August 2005 Anglican Church Letter
Keith tries to make some sense out of recent London bombings
It's not possible, as I write this, not to think about the London bombings last week. Initially we have to think about the victims and their friends and families and to wonder how they can ever make their lives normal again. An accident(s) killing, maiming and hurting so many people we can somehow put into the perspective of a life which is inevitably risky. But for this to happen because some 'normal' young people felt it was necessary and appropriate is so much more horrifying that it transcends our comprehension. And yet again we are brought face to face with the massive difference between explanation and excuse. No amount of explanation of where they thought they were coming from can excuse their behaviour. No amount of explanation of what their mentors and teachers said to them can excuse them or those mentors of the inflicting of such terror.
Even so, we have to look at what led these normal young men to behave like that, if we are to have any hope of putting a stop to it for the future. This is not the place (there is not room and I am not well enough informed) to look for the inexcusable explanations that we have to deal with. But there is an underlying theme that we are all conscious of, that is frightening in itself - the religious dimension. These young men are characterised mainly as Muslim. It is surprising that they are British (in one case Jamaican), it is interesting that they have in the main Pakistani family origins, but we accept without a murmur that they were Muslim.
It has been pointed out that comparisons with the troubles in Northern Ireland are false - that the IRA never proclaimed that their war was to promote Catholicism - their war was political. But that does not stop us recognising that the republican movement in Northern Ireland is mainly a Catholic movement and that the loyalists are mainly Protestant. There are very few voices in the 6 Counties proclaiming that they are atheist.

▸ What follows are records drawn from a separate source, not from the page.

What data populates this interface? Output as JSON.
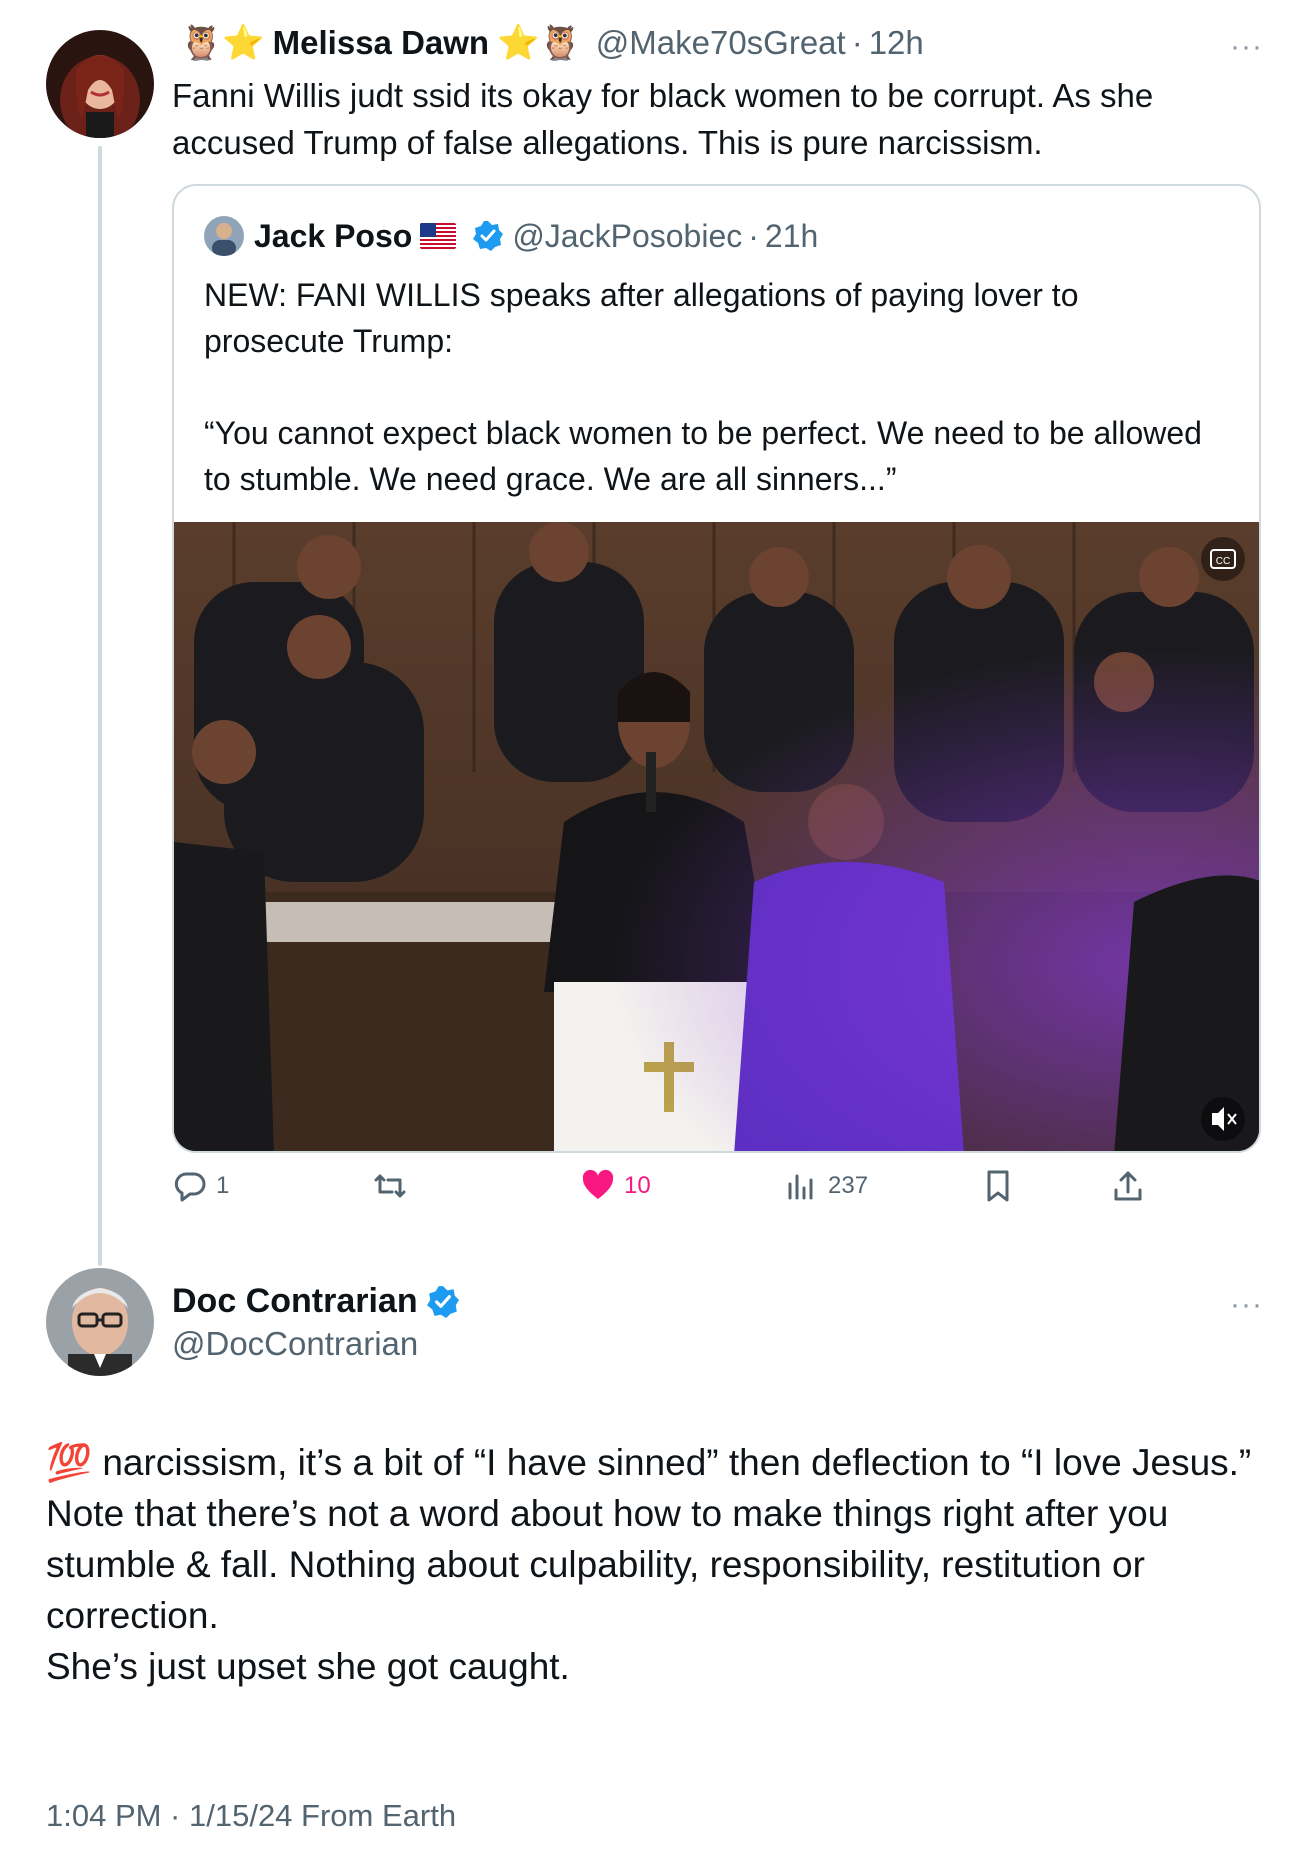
{
  "original_tweet": {
    "author_name": "Melissa Dawn",
    "name_decor_left": "🦉⭐",
    "name_decor_right": "⭐🦉",
    "handle": "@Make70sGreat",
    "time": "12h",
    "text": "Fanni Willis judt ssid its okay for black women to be corrupt. As she accused Trump of false allegations. This is pure narcissism.",
    "more_label": "···"
  },
  "quoted_tweet": {
    "author_name": "Jack Poso",
    "handle": "@JackPosobiec",
    "time": "21h",
    "text_line1": "NEW: FANI WILLIS speaks after allegations of paying lover to prosecute Trump:",
    "text_line2": "“You cannot expect black women to be perfect. We need to be allowed to stumble. We need grace. We are all sinners...”",
    "media": "video",
    "verified": true
  },
  "actions": {
    "replies": "1",
    "likes": "10",
    "views": "237"
  },
  "reply": {
    "author_name": "Doc Contrarian",
    "handle": "@DocContrarian",
    "verified": true,
    "emoji": "💯",
    "line1": "narcissism, it’s a bit of “I have sinned” then deflection to “I love Jesus.”",
    "line2": "Note that there’s not a word about how to make things right after you stumble & fall. Nothing about culpability, responsibility, restitution or correction.",
    "line3": "She’s just upset she got caught.",
    "more_label": "···",
    "footer": "1:04 PM · 1/15/24 From Earth"
  },
  "colors": {
    "text": "#0f1419",
    "secondary": "#536471",
    "border": "#cfd9de",
    "verified": "#1d9bf0",
    "like": "#f91880"
  },
  "icons": [
    "reply-icon",
    "retweet-icon",
    "heart-icon",
    "views-icon",
    "bookmark-icon",
    "share-icon",
    "captions-icon",
    "mute-icon",
    "verified-badge-icon"
  ]
}
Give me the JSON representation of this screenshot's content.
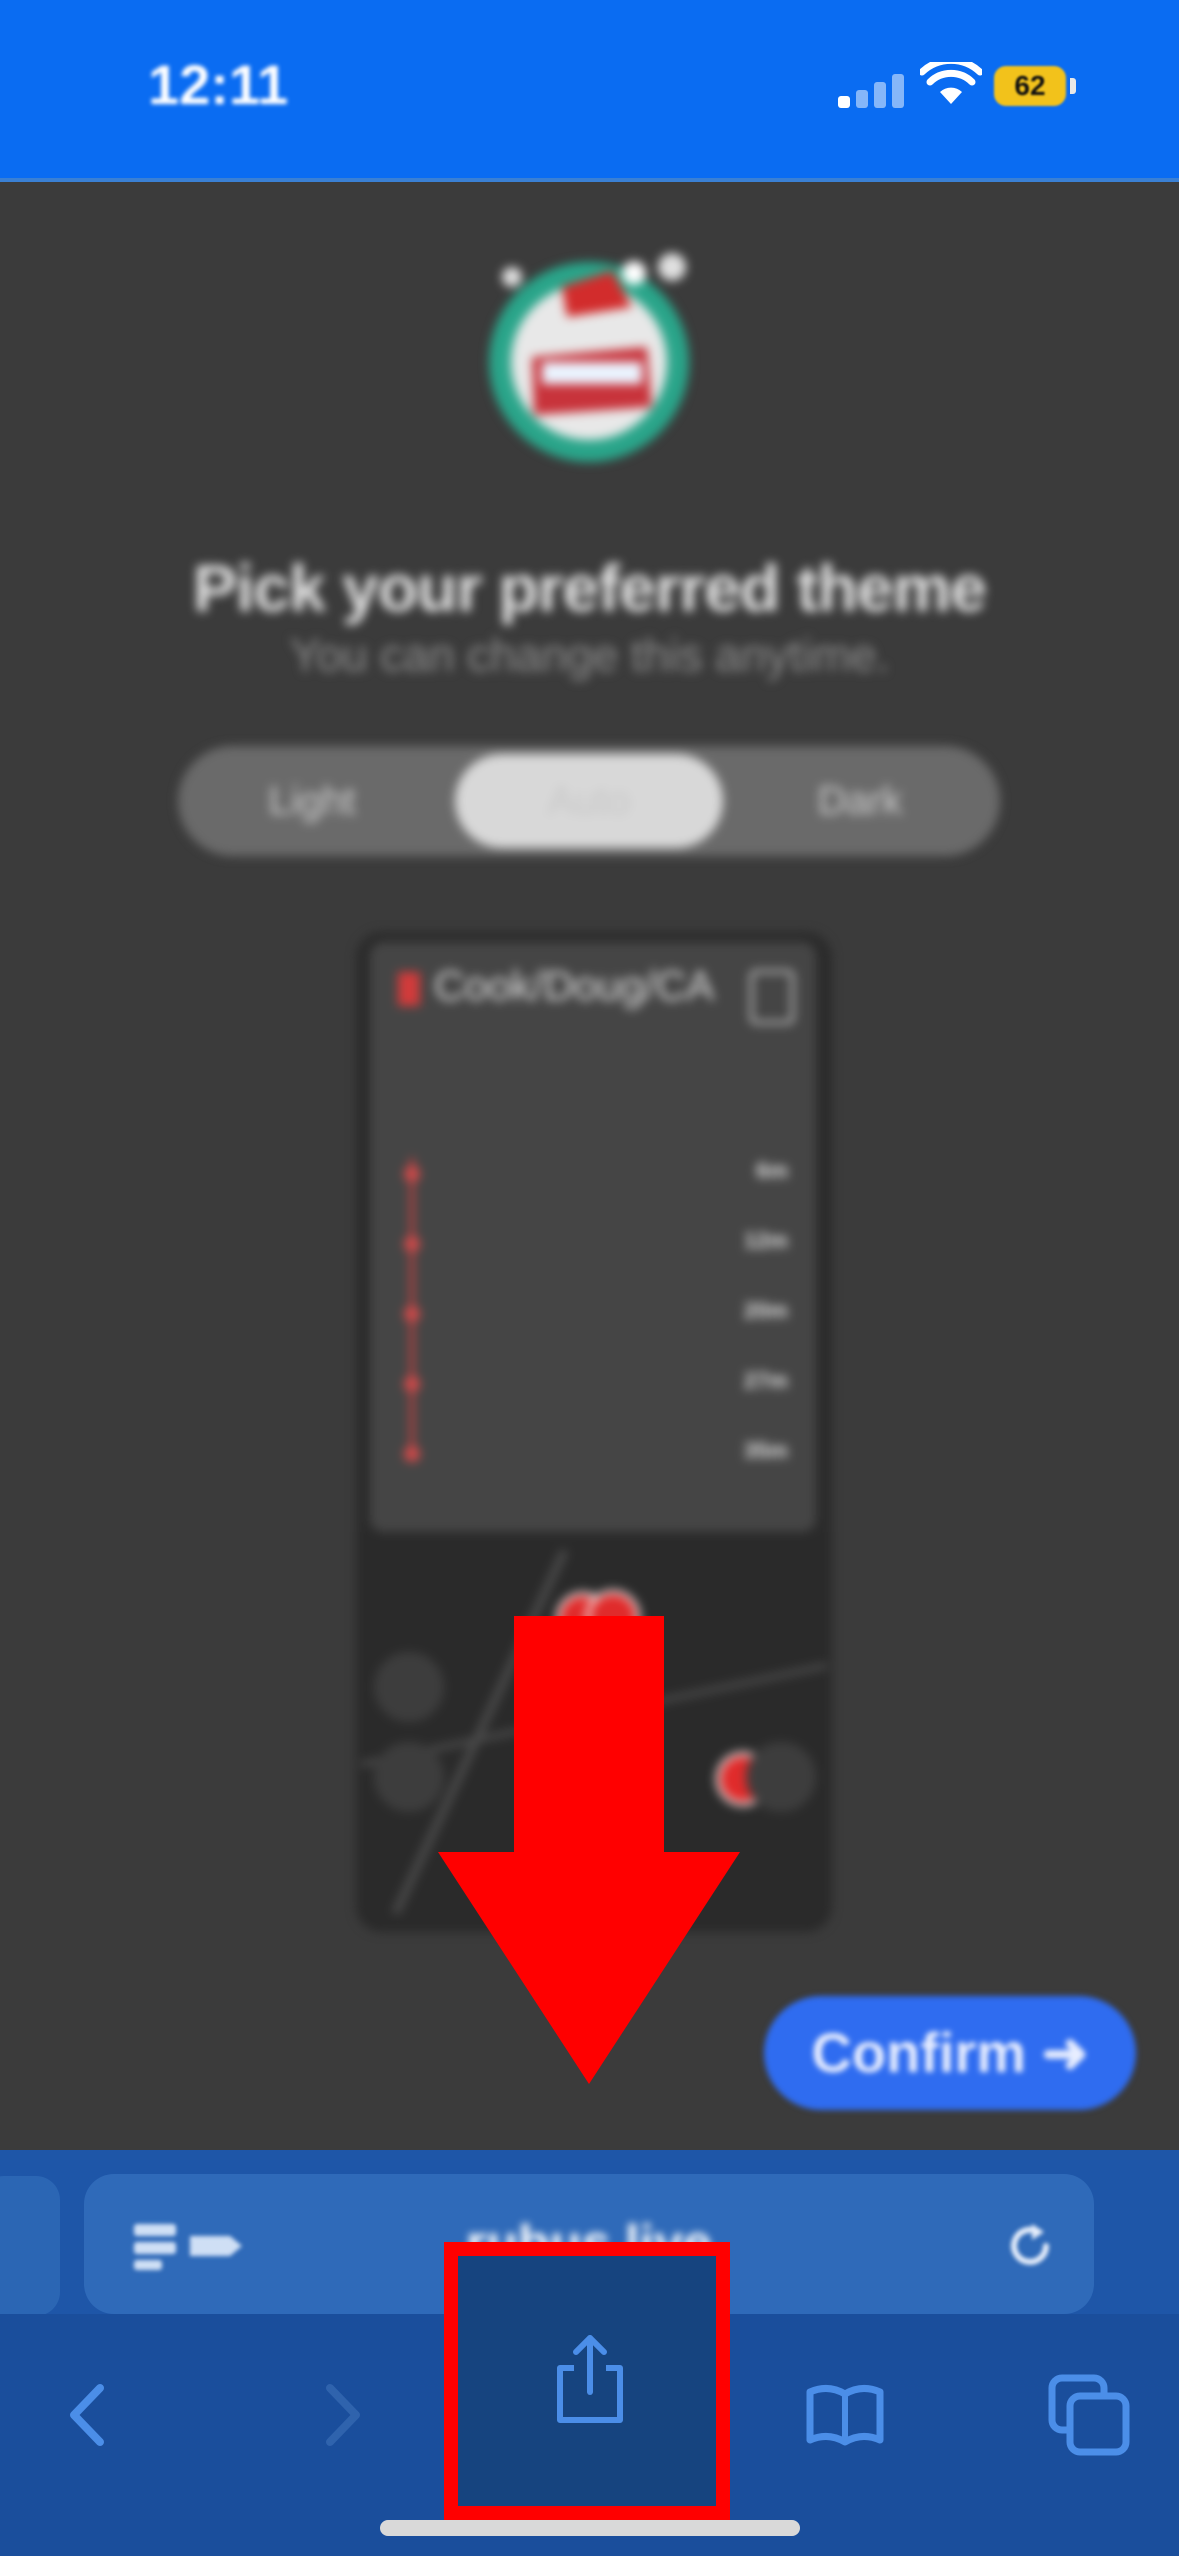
{
  "status_bar": {
    "time": "12:11",
    "battery": "62",
    "background": "#0a6cf2"
  },
  "onboarding": {
    "title": "Pick your preferred theme",
    "subtitle": "You can change this anytime.",
    "theme_options": [
      "Light",
      "Auto",
      "Dark"
    ],
    "selected_theme": "Auto",
    "confirm_label": "Confirm ➜"
  },
  "preview": {
    "route_name": "Cook/Doug/CA",
    "stops": [
      {
        "eta": "6m"
      },
      {
        "eta": "12m"
      },
      {
        "eta": "20m"
      },
      {
        "eta": "27m"
      },
      {
        "eta": "35m"
      }
    ]
  },
  "browser": {
    "url": "rubus.live"
  },
  "annotation": {
    "arrow_color": "#ff0000",
    "highlight_target": "share-button"
  }
}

There is a very heavy responsibility on organised religion (of all faiths) to search out the so-called fundamentalists who have distorted the religions they proclaim and to re-teach them the true fundamentals of their religion - which in almost every case are based on Love. If necessary they have to deny these people access to and membership of their religion unless and until they can adopt those true fundamentals.
Christians are as guilty as any of harbouring and covering up false fundamentalism - Northern Ireland (both sides!) and the Apartheid dogma of the South African Church are recent examples.
The following story is borrowed from Emo Phillips, quoted in the Independent a few weeks ago.
"I was walking across a bridge one day and I saw a man about to jump.
I said, 'Stop, don't do it.'
'Why shouldn't I?' he asked.
'Well, are you Christian?' I asked.
He said: 'Yes.'
I said, 'Me too. Are you Catholic or Protestant?'
'Me too. Are you Episcopalian or Baptist?'
'Wow, me too. Are you Baptist Church of God or Baptist Church of The Lord?' 'Baptist Church of God.'
'Me too. Are you original Baptist Church of God, or are you reformed Baptist Church of God?'
'Reformed Baptist Church of God.'
'Me too. Are you Reformed Baptist Church of God, reformation of 1879, or Reformed Church of God, reformation of 1915?'
He said, 'Reformation of 1915.'
I said 'Die, heretic scum,' and pushed him off."
Licensed Lay Minister (CofE)
Keith Mac Leod